╔══

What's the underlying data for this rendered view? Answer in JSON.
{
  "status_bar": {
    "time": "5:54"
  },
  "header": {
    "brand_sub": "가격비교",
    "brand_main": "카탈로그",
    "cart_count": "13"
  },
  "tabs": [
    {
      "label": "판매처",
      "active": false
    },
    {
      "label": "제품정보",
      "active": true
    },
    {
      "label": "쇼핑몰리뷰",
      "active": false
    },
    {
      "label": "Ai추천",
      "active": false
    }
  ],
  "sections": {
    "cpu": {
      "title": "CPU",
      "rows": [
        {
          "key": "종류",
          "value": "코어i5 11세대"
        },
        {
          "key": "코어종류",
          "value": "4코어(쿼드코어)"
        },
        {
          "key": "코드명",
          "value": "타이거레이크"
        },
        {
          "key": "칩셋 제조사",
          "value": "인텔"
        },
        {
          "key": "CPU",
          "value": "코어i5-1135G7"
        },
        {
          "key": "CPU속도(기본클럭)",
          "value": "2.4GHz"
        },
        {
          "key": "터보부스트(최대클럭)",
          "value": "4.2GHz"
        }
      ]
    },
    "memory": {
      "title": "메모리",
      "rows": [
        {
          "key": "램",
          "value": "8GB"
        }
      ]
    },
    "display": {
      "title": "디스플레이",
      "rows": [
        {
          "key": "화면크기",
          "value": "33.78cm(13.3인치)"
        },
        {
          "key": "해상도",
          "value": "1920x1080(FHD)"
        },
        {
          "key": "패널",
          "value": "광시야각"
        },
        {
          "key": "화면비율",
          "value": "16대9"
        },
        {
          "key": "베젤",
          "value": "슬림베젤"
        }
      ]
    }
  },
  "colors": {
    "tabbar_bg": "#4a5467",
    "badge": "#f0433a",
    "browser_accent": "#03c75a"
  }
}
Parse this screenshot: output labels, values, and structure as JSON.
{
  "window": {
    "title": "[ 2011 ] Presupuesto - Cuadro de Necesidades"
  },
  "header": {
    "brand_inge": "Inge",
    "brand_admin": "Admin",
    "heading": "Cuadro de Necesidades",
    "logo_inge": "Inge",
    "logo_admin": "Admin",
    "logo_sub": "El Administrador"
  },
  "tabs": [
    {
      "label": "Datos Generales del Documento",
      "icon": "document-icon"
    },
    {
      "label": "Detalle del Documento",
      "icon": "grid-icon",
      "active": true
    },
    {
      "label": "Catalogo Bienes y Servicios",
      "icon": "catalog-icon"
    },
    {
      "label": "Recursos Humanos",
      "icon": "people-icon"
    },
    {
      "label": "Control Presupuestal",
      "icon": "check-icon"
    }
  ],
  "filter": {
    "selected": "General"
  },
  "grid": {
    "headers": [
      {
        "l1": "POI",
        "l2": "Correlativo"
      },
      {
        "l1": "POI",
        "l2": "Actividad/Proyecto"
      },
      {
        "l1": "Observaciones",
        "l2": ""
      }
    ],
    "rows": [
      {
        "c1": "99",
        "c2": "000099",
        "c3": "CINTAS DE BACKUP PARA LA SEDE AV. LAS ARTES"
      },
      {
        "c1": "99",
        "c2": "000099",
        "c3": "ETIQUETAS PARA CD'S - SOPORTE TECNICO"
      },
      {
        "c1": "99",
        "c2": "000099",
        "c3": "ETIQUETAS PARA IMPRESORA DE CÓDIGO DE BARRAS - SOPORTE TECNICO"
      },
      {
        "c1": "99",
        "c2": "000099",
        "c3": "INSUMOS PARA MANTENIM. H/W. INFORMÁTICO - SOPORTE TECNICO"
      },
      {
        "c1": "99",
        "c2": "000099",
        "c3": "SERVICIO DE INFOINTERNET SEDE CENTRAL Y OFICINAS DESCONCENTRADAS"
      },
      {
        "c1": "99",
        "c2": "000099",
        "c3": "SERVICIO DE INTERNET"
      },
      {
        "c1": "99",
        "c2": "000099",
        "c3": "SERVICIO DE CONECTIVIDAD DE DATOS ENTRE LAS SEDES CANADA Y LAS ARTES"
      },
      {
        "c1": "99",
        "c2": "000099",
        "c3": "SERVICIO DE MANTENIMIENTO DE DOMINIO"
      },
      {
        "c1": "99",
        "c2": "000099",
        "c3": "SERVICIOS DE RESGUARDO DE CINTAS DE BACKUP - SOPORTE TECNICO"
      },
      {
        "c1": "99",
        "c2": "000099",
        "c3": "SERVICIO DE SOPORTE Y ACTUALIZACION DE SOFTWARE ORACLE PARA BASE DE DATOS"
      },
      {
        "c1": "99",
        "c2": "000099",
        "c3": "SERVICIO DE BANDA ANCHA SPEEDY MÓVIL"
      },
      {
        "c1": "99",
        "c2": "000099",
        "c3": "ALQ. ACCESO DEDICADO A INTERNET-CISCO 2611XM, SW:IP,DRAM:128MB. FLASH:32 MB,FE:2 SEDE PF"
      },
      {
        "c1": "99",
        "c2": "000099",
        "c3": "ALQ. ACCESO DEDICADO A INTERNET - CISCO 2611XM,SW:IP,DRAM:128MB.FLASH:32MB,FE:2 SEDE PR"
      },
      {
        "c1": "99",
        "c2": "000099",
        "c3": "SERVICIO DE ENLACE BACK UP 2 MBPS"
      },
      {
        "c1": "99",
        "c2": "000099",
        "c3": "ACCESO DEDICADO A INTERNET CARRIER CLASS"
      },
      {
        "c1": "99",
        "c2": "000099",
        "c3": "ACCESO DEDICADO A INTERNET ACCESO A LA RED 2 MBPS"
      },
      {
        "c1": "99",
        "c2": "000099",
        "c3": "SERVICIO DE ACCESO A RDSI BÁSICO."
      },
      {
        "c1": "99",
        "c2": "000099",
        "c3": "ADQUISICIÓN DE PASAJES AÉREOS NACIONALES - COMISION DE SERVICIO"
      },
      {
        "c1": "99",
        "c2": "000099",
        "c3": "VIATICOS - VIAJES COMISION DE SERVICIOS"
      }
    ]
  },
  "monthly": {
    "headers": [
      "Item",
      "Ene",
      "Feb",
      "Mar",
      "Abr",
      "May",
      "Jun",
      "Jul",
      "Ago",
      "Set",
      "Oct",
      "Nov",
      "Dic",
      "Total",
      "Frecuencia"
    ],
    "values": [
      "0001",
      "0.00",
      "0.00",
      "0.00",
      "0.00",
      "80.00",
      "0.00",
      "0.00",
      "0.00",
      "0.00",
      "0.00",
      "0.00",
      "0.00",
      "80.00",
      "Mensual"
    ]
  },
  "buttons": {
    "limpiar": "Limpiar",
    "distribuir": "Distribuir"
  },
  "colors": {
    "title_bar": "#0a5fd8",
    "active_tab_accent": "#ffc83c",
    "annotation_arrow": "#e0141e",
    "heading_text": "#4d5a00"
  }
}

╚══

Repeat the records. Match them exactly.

▶ **EXPECTED ANSWER**:
What's the underlying data for this rendered view? Answer in JSON.
{
  "status_bar": {
    "time": "5:54"
  },
  "header": {
    "brand_sub": "가격비교",
    "brand_main": "카탈로그",
    "cart_count": "13"
  },
  "tabs": [
    {
      "label": "판매처",
      "active": false
    },
    {
      "label": "제품정보",
      "active": true
    },
    {
      "label": "쇼핑몰리뷰",
      "active": false
    },
    {
      "label": "Ai추천",
      "active": false
    }
  ],
  "sections": {
    "cpu": {
      "title": "CPU",
      "rows": [
        {
          "key": "종류",
          "value": "코어i5 11세대"
        },
        {
          "key": "코어종류",
          "value": "4코어(쿼드코어)"
        },
        {
          "key": "코드명",
          "value": "타이거레이크"
        },
        {
          "key": "칩셋 제조사",
          "value": "인텔"
        },
        {
          "key": "CPU",
          "value": "코어i5-1135G7"
        },
        {
          "key": "CPU속도(기본클럭)",
          "value": "2.4GHz"
        },
        {
          "key": "터보부스트(최대클럭)",
          "value": "4.2GHz"
        }
      ]
    },
    "memory": {
      "title": "메모리",
      "rows": [
        {
          "key": "램",
          "value": "8GB"
        }
      ]
    },
    "display": {
      "title": "디스플레이",
      "rows": [
        {
          "key": "화면크기",
          "value": "33.78cm(13.3인치)"
        },
        {
          "key": "해상도",
          "value": "1920x1080(FHD)"
        },
        {
          "key": "패널",
          "value": "광시야각"
        },
        {
          "key": "화면비율",
          "value": "16대9"
        },
        {
          "key": "베젤",
          "value": "슬림베젤"
        }
      ]
    }
  },
  "colors": {
    "tabbar_bg": "#4a5467",
    "badge": "#f0433a",
    "browser_accent": "#03c75a"
  }
}
Parse this screenshot: output labels, values, and structure as JSON.
{
  "window": {
    "title": "[ 2011 ] Presupuesto - Cuadro de Necesidades"
  },
  "header": {
    "brand_inge": "Inge",
    "brand_admin": "Admin",
    "heading": "Cuadro de Necesidades",
    "logo_inge": "Inge",
    "logo_admin": "Admin",
    "logo_sub": "El Administrador"
  },
  "tabs": [
    {
      "label": "Datos Generales del Documento",
      "icon": "document-icon"
    },
    {
      "label": "Detalle del Documento",
      "icon": "grid-icon",
      "active": true
    },
    {
      "label": "Catalogo Bienes y Servicios",
      "icon": "catalog-icon"
    },
    {
      "label": "Recursos Humanos",
      "icon": "people-icon"
    },
    {
      "label": "Control Presupuestal",
      "icon": "check-icon"
    }
  ],
  "filter": {
    "selected": "General"
  },
  "grid": {
    "headers": [
      {
        "l1": "POI",
        "l2": "Correlativo"
      },
      {
        "l1": "POI",
        "l2": "Actividad/Proyecto"
      },
      {
        "l1": "Observaciones",
        "l2": ""
      }
    ],
    "rows": [
      {
        "c1": "99",
        "c2": "000099",
        "c3": "CINTAS DE BACKUP PARA LA SEDE AV. LAS ARTES"
      },
      {
        "c1": "99",
        "c2": "000099",
        "c3": "ETIQUETAS PARA CD'S - SOPORTE TECNICO"
      },
      {
        "c1": "99",
        "c2": "000099",
        "c3": "ETIQUETAS PARA IMPRESORA DE CÓDIGO DE BARRAS - SOPORTE TECNICO"
      },
      {
        "c1": "99",
        "c2": "000099",
        "c3": "INSUMOS PARA MANTENIM. H/W. INFORMÁTICO - SOPORTE TECNICO"
      },
      {
        "c1": "99",
        "c2": "000099",
        "c3": "SERVICIO DE INFOINTERNET SEDE CENTRAL Y OFICINAS DESCONCENTRADAS"
      },
      {
        "c1": "99",
        "c2": "000099",
        "c3": "SERVICIO DE INTERNET"
      },
      {
        "c1": "99",
        "c2": "000099",
        "c3": "SERVICIO DE CONECTIVIDAD DE DATOS ENTRE LAS SEDES CANADA Y LAS ARTES"
      },
      {
        "c1": "99",
        "c2": "000099",
        "c3": "SERVICIO DE MANTENIMIENTO DE DOMINIO"
      },
      {
        "c1": "99",
        "c2": "000099",
        "c3": "SERVICIOS DE RESGUARDO DE CINTAS DE BACKUP - SOPORTE TECNICO"
      },
      {
        "c1": "99",
        "c2": "000099",
        "c3": "SERVICIO DE SOPORTE Y ACTUALIZACION DE SOFTWARE ORACLE PARA BASE DE DATOS"
      },
      {
        "c1": "99",
        "c2": "000099",
        "c3": "SERVICIO DE BANDA ANCHA SPEEDY MÓVIL"
      },
      {
        "c1": "99",
        "c2": "000099",
        "c3": "ALQ. ACCESO DEDICADO A INTERNET-CISCO 2611XM, SW:IP,DRAM:128MB. FLASH:32 MB,FE:2 SEDE PF"
      },
      {
        "c1": "99",
        "c2": "000099",
        "c3": "ALQ. ACCESO DEDICADO A INTERNET - CISCO 2611XM,SW:IP,DRAM:128MB.FLASH:32MB,FE:2 SEDE PR"
      },
      {
        "c1": "99",
        "c2": "000099",
        "c3": "SERVICIO DE ENLACE BACK UP 2 MBPS"
      },
      {
        "c1": "99",
        "c2": "000099",
        "c3": "ACCESO DEDICADO A INTERNET CARRIER CLASS"
      },
      {
        "c1": "99",
        "c2": "000099",
        "c3": "ACCESO DEDICADO A INTERNET ACCESO A LA RED 2 MBPS"
      },
      {
        "c1": "99",
        "c2": "000099",
        "c3": "SERVICIO DE ACCESO A RDSI BÁSICO."
      },
      {
        "c1": "99",
        "c2": "000099",
        "c3": "ADQUISICIÓN DE PASAJES AÉREOS NACIONALES - COMISION DE SERVICIO"
      },
      {
        "c1": "99",
        "c2": "000099",
        "c3": "VIATICOS - VIAJES COMISION DE SERVICIOS"
      }
    ]
  },
  "monthly": {
    "headers": [
      "Item",
      "Ene",
      "Feb",
      "Mar",
      "Abr",
      "May",
      "Jun",
      "Jul",
      "Ago",
      "Set",
      "Oct",
      "Nov",
      "Dic",
      "Total",
      "Frecuencia"
    ],
    "values": [
      "0001",
      "0.00",
      "0.00",
      "0.00",
      "0.00",
      "80.00",
      "0.00",
      "0.00",
      "0.00",
      "0.00",
      "0.00",
      "0.00",
      "0.00",
      "80.00",
      "Mensual"
    ]
  },
  "buttons": {
    "limpiar": "Limpiar",
    "distribuir": "Distribuir"
  },
  "colors": {
    "title_bar": "#0a5fd8",
    "active_tab_accent": "#ffc83c",
    "annotation_arrow": "#e0141e",
    "heading_text": "#4d5a00"
  }
}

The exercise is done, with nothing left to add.